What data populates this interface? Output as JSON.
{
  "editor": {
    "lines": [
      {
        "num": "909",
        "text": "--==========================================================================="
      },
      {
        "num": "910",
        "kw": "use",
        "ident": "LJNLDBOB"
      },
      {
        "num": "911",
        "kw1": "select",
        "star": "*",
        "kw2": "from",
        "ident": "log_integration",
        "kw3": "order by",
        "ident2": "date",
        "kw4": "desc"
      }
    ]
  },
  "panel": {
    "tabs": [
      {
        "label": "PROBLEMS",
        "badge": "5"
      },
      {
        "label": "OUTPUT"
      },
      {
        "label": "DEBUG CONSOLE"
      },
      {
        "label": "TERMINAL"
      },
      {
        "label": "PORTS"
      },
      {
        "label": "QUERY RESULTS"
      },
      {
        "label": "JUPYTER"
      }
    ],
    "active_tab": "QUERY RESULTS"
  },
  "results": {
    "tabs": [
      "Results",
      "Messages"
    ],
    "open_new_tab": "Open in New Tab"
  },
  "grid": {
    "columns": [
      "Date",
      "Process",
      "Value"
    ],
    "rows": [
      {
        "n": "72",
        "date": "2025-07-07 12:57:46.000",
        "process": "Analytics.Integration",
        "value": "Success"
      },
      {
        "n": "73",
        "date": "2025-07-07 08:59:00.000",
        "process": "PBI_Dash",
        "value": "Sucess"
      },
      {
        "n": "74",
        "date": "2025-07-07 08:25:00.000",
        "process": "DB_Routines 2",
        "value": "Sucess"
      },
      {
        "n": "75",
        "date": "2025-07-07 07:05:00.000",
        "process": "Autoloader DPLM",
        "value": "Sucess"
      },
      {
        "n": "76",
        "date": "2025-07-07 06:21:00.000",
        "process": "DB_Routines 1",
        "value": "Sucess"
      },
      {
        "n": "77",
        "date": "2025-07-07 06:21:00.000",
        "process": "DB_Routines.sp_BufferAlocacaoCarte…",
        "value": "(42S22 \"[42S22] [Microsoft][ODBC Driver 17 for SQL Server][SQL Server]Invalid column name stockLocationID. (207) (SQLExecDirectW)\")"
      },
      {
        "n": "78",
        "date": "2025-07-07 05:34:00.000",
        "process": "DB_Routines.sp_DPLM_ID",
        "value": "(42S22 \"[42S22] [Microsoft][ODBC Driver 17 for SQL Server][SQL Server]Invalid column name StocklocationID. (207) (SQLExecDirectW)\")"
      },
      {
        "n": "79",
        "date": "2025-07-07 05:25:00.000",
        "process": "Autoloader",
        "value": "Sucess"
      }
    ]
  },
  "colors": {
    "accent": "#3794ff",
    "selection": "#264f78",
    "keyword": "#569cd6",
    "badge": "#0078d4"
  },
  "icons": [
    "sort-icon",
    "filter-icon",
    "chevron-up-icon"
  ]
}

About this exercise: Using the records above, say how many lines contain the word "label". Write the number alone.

Task response: 7